Over the years I've owned many sets of headphones. Some of these came with various gadgets, i.e. 'walkman', radio,
portable CD players. I expect that none of these would be rated as any good. The manufacturers are not likely to
allocate much of the budget to them.
I have some Sony closed headphones that I bought years ago for general home use. They were picked as being affordable
at the time (about £20). I've never been that impressed by them, but they get occasional use on the computer or guitar.
About three years ago I bought a Napa CD player that did MP3. That came with some ear buds with the delightful brand of
laPhony. I used that player for music and audiobooks. I kept using the headphones with my Palm as they were so portable.
They sound okay, but let in a lot of outside noise which is not a great thing on planes and trains.
At work I listen to a lot of music from my large MP3 collection (almost all from my CDs) on the PC. FOr that I bought
some lightweight JVC headphones that have 'Super Bass'. Not too sure about that feature, but I chose them for the relatively
long cable that reaches to the back of the PC. I think they sound okay and do the job. They let in enough outside sound
for me to be aware of what is going on in the office, but don't disturb others too much.
I decided I was going to get some decent headphones for travelling. The site Head-Fi
is a very good source of opinion, even if a lot of people there aim for the higher end kit.
Grado get good reviews. I tried and failed to find get some in the US as they are
half the price there. I'm not sure they would be so good for travel as they leak a lot of sound and are bulky, but I'd
like to try some to see how good they are. The SR60 model is only about $70.
I eventually settled on the Sennheiser PX200. They
don't get the best audio rating, but they block at least some outside noise and fold up nicely. I bought mine from
Unbeatable as they had about the best UK price.
First impressions are very good. They do block quite a bit of outside noise if you position them right and others can
barely hear them, even at fairly high volume. On the Palm they are much louder than the laPhony, which is a benefit given
the low output power. The sound is very clear with adequate bass. I've not had much chance to road-test them yet apart
from one trip on the train where they did quite well. The underground trains can be very loud so nothing short of
canal-phones will block it all. I did try them in the office, but they were so effective that I couldn't hear my

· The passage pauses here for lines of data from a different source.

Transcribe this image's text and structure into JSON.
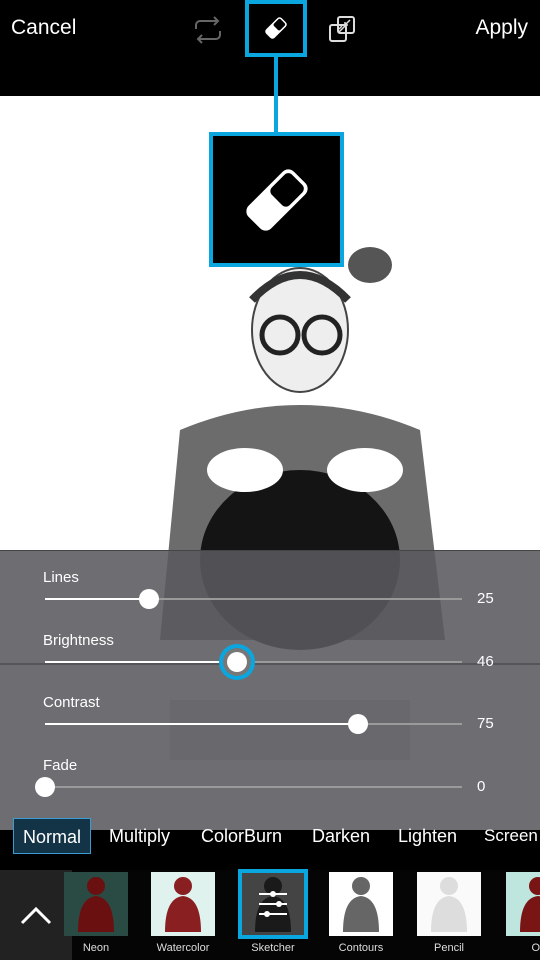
{
  "topbar": {
    "cancel": "Cancel",
    "apply": "Apply",
    "icons": [
      "swap-icon",
      "eraser-icon",
      "blend-layers-icon"
    ]
  },
  "accent": "#0aa6e0",
  "sliders": [
    {
      "label": "Lines",
      "value": 25
    },
    {
      "label": "Brightness",
      "value": 46
    },
    {
      "label": "Contrast",
      "value": 75
    },
    {
      "label": "Fade",
      "value": 0
    }
  ],
  "blend_modes": {
    "items": [
      "Normal",
      "Multiply",
      "ColorBurn",
      "Darken",
      "Lighten",
      "Screen"
    ],
    "selected": "Normal"
  },
  "effects": {
    "items": [
      "Neon",
      "Watercolor",
      "Sketcher",
      "Contours",
      "Pencil",
      "O"
    ],
    "selected": "Sketcher"
  }
}
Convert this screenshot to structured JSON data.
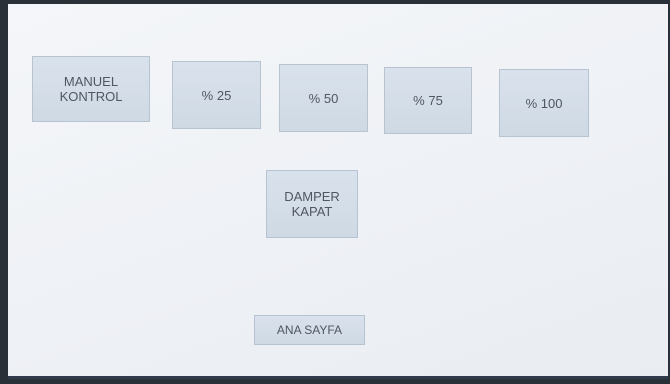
{
  "buttons": {
    "manual_control": "MANUEL\nKONTROL",
    "pct25": "% 25",
    "pct50": "% 50",
    "pct75": "% 75",
    "pct100": "% 100",
    "damper_close": "DAMPER\nKAPAT",
    "home": "ANA SAYFA"
  },
  "colors": {
    "button_bg": "#d3dce7",
    "button_text": "#4f5761",
    "screen_bg": "#eef1f5",
    "bezel": "#2a3038"
  }
}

telephone and managed to miss a couple of calls, so it's back to the JVCs for now. The folding mechanism is very neat.
It only takes a few seconds to get them in or out of the case and they are well protected in there. Build quality seems
good and they come with a two year warranty in case something does go wrong. So I'm happy so far. We'll see how they perform
on my next flight, whenever that may be.
On the Palm I am using Aeroplayer. It supports MP3 and OGG formats
and has a few nice features such as a volume boost that manages to get a bit more output as the expense of a little distortion.
The distortion is more apparent with the Sennheisers, but can be useful with spoken material. I can listen to music whilst
reading ebooks or doing other tasks on the Palm. The player could do better at remembering what playlist and track location
I was listening to when I turn it back on, but maybe the next version will fix that. I use the Marshmallow skin from
here as it allows fingertip control with it's large controls. I know a dedicated MP3
player would do more, but with my 256MB SD card I can carry enough music for most trips and not need yet another gadget.